Women With Cancer: Preserving Fertility

Today women with cancer have so many options. Advances in cancer prevention, diagnosis and treatment are helping women everyone live longer, happier and healthier lives. One of these amazing breakthroughs includes options for motherhood which, in years past, wasn’t even a consideration.

ReUnite Rx Elective Egg Freezing for Cancer Patients

Why choose to freeze

Women choose to freeze their eggs for a variety of reasons. There are some medical treatments (radiation or chemotherapy) that can harm a woman’s fertility. Chemo to the pelvic area could mean menopause starting 5-20 years sooner than expected. Freezing eggs could help a woman have a biological child in the future.

Oocyte cryopreservation

Oocyte or egg freezing is a proven method of preserving fertility in women. Mature eggs are removed and frozen before being fertilized with sperm. This is called egg banking. Egg banking helps women with premature fertility loss by banking eggs to be used a later date. The frozen eggs can be thawed, fertilized and implanted for pregnancy after cancer has been abolished and a woman is ready for motherhood.

Considerations to egg freezing

There are many things to consider before going down the path of oocyte cryopreservation.
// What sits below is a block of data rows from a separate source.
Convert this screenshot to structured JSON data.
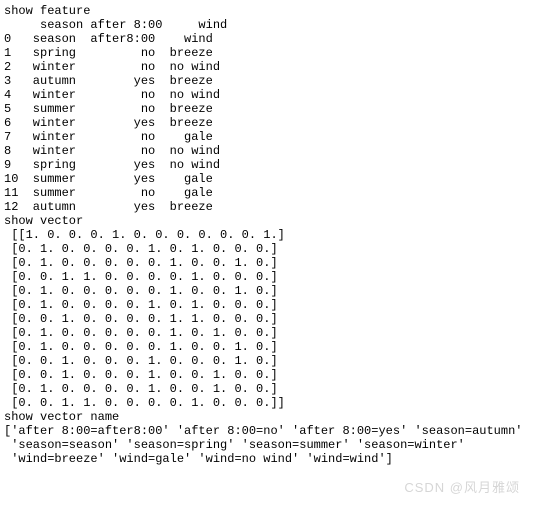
{
  "heading1": "show feature",
  "table": {
    "header": "     season after 8:00     wind",
    "rows": [
      "0   season  after8:00    wind",
      "1   spring         no  breeze",
      "2   winter         no  no wind",
      "3   autumn        yes  breeze",
      "4   winter         no  no wind",
      "5   summer         no  breeze",
      "6   winter        yes  breeze",
      "7   winter         no    gale",
      "8   winter         no  no wind",
      "9   spring        yes  no wind",
      "10  summer        yes    gale",
      "11  summer         no    gale",
      "12  autumn        yes  breeze"
    ]
  },
  "heading2": "show vector",
  "matrix": [
    " [[1. 0. 0. 0. 1. 0. 0. 0. 0. 0. 0. 1.]",
    " [0. 1. 0. 0. 0. 0. 1. 0. 1. 0. 0. 0.]",
    " [0. 1. 0. 0. 0. 0. 0. 1. 0. 0. 1. 0.]",
    " [0. 0. 1. 1. 0. 0. 0. 0. 1. 0. 0. 0.]",
    " [0. 1. 0. 0. 0. 0. 0. 1. 0. 0. 1. 0.]",
    " [0. 1. 0. 0. 0. 0. 1. 0. 1. 0. 0. 0.]",
    " [0. 0. 1. 0. 0. 0. 0. 1. 1. 0. 0. 0.]",
    " [0. 1. 0. 0. 0. 0. 0. 1. 0. 1. 0. 0.]",
    " [0. 1. 0. 0. 0. 0. 0. 1. 0. 0. 1. 0.]",
    " [0. 0. 1. 0. 0. 0. 1. 0. 0. 0. 1. 0.]",
    " [0. 0. 1. 0. 0. 0. 1. 0. 0. 1. 0. 0.]",
    " [0. 1. 0. 0. 0. 0. 1. 0. 0. 1. 0. 0.]",
    " [0. 0. 1. 1. 0. 0. 0. 0. 1. 0. 0. 0.]]"
  ],
  "heading3": "show vector name",
  "namesLines": [
    "['after 8:00=after8:00' 'after 8:00=no' 'after 8:00=yes' 'season=autumn'",
    " 'season=season' 'season=spring' 'season=summer' 'season=winter'",
    " 'wind=breeze' 'wind=gale' 'wind=no wind' 'wind=wind']"
  ],
  "watermark": "CSDN @风月雅颂"
}
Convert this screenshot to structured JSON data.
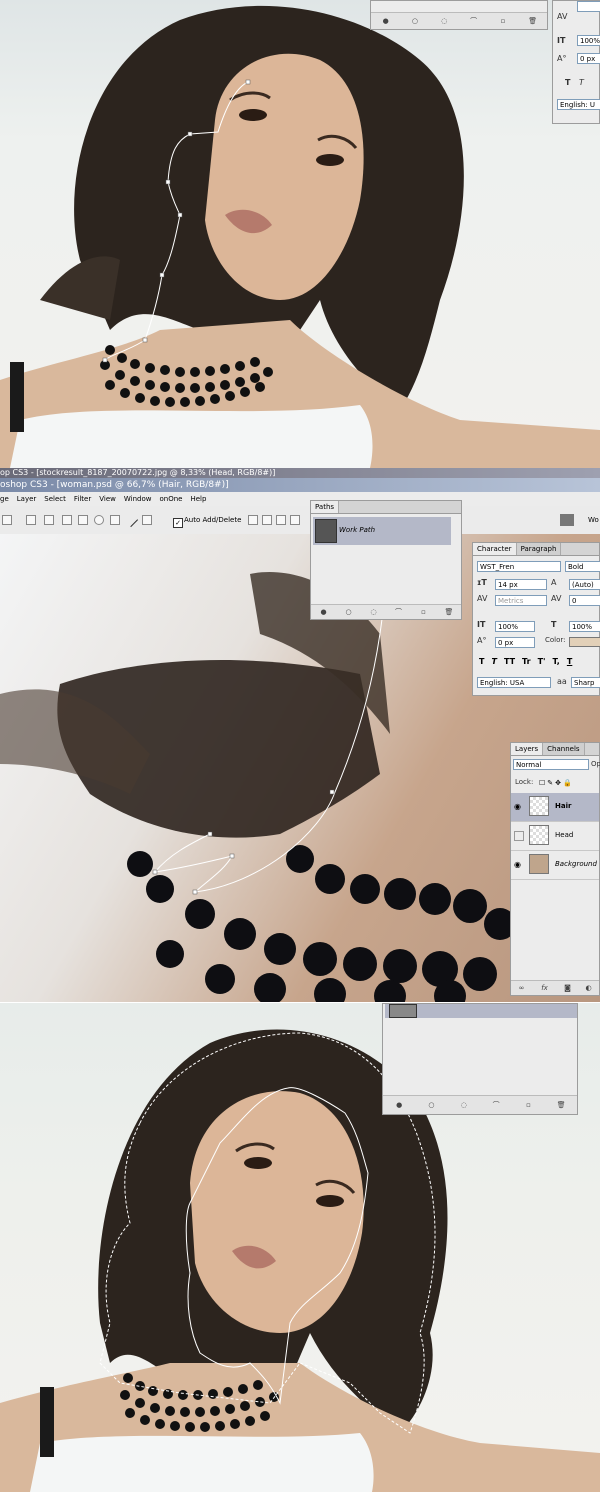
{
  "frame1": {
    "character_panel": {
      "leading_value": "100%",
      "baseline_value": "0 px",
      "language": "English: U"
    }
  },
  "frame2": {
    "window_title": "oshop CS3 - [woman.psd @ 66,7% (Hair, RGB/8#)]",
    "prev_title": "op CS3 - [stockresult_8187_20070722.jpg @ 8,33% (Head, RGB/8#)]",
    "menu": [
      "ge",
      "Layer",
      "Select",
      "Filter",
      "View",
      "Window",
      "onOne",
      "Help"
    ],
    "options_bar": {
      "auto_add_delete_label": "Auto Add/Delete",
      "auto_add_delete_checked": true,
      "right_label": "Wo"
    },
    "paths_panel": {
      "tab": "Paths",
      "paths": [
        "Work Path"
      ]
    },
    "character_panel": {
      "tabs": [
        "Character",
        "Paragraph"
      ],
      "font_family": "WST_Fren",
      "font_style": "Bold",
      "font_size": "14 px",
      "leading": "(Auto)",
      "kerning": "Metrics",
      "tracking": "0",
      "vertical_scale": "100%",
      "horizontal_scale": "100%",
      "baseline_shift": "0 px",
      "color_label": "Color:",
      "color": "#e2d0b8",
      "style_buttons": [
        "T",
        "T",
        "TT",
        "Tr",
        "T'",
        "T,",
        "T"
      ],
      "language": "English: USA",
      "aa_label": "aa",
      "antialias": "Sharp"
    },
    "layers_panel": {
      "tabs": [
        "Layers",
        "Channels"
      ],
      "blend_mode": "Normal",
      "opacity_label": "Op",
      "lock_label": "Lock:",
      "layers": [
        {
          "name": "Hair",
          "visible": true,
          "selected": true
        },
        {
          "name": "Head",
          "visible": false,
          "selected": false
        },
        {
          "name": "Background",
          "visible": true,
          "selected": false
        }
      ],
      "footer_icons": [
        "link-icon",
        "fx",
        "mask-icon",
        "adjustment-icon"
      ]
    }
  },
  "colors": {
    "panel_bg": "#ececec",
    "selected_row": "#b4b8c8",
    "title_bar": "#3a6ea5"
  }
}
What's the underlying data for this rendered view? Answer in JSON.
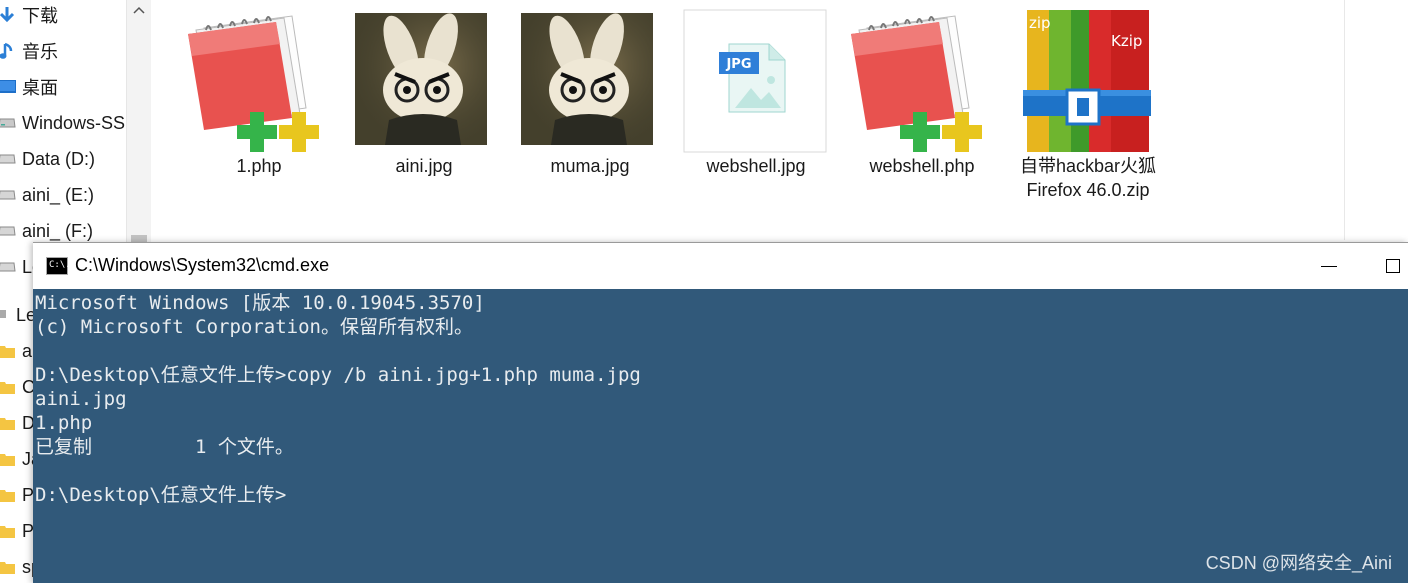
{
  "nav": {
    "items": [
      {
        "label": "下载",
        "icon": "download-arrow-icon"
      },
      {
        "label": "音乐",
        "icon": "music-note-icon"
      },
      {
        "label": "桌面",
        "icon": "desktop-icon"
      },
      {
        "label": "Windows-SS",
        "icon": "drive-icon"
      },
      {
        "label": "Data (D:)",
        "icon": "drive-icon"
      },
      {
        "label": "aini_ (E:)",
        "icon": "drive-icon"
      },
      {
        "label": "aini_ (F:)",
        "icon": "drive-icon"
      },
      {
        "label": "Le",
        "icon": "drive-icon"
      },
      {
        "label": "Le",
        "icon": "network-icon"
      },
      {
        "label": "ai",
        "icon": "folder-icon"
      },
      {
        "label": "C",
        "icon": "folder-icon"
      },
      {
        "label": "D",
        "icon": "folder-icon"
      },
      {
        "label": "Ja",
        "icon": "folder-icon"
      },
      {
        "label": "P",
        "icon": "folder-icon"
      },
      {
        "label": "Py",
        "icon": "folder-icon"
      },
      {
        "label": "sp",
        "icon": "folder-icon"
      }
    ]
  },
  "files": [
    {
      "name": "1.php",
      "icon": "editplus-php-icon"
    },
    {
      "name": "aini.jpg",
      "icon": "bunny-photo-thumbnail"
    },
    {
      "name": "muma.jpg",
      "icon": "bunny-photo-thumbnail"
    },
    {
      "name": "webshell.jpg",
      "icon": "jpg-file-icon"
    },
    {
      "name": "webshell.php",
      "icon": "editplus-php-icon"
    },
    {
      "name": "自带hackbar火狐Firefox 46.0.zip",
      "icon": "kzip-archive-icon"
    }
  ],
  "cmd": {
    "title": "C:\\Windows\\System32\\cmd.exe",
    "icon_text": "C:\\.",
    "lines": [
      "Microsoft Windows [版本 10.0.19045.3570]",
      "(c) Microsoft Corporation。保留所有权利。",
      "",
      "D:\\Desktop\\任意文件上传>copy /b aini.jpg+1.php muma.jpg",
      "aini.jpg",
      "1.php",
      "已复制         1 个文件。",
      "",
      "D:\\Desktop\\任意文件上传>"
    ]
  },
  "watermark": "CSDN @网络安全_Aini",
  "colors": {
    "console_bg": "#31597a",
    "console_fg": "#e8ecef",
    "folder_yellow": "#f4c542"
  }
}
First and foremost would be talking to the oncologist about the risks of infertility and the safety of undergoing egg freezing. Other considerations are the hormones needed to stimulate ovaries, the success rate of having a baby after cancer treatment, the importance of a biological child, support of friends and family, financial resources and religious or ethical beliefs.

Upside to egg freezing

A cancer diagnosis is devastating news, but it no longer has to mean an end to dreams of starting or growing a family. Egg freezing is one of the most highly recommended fertility preservation options for cancer patients. Option for egg freezing prior to cancer treatment is a way of stopping the biological clock and makes for one less stressor so patients are able to focus more on recovery than the possibilities of motherhood.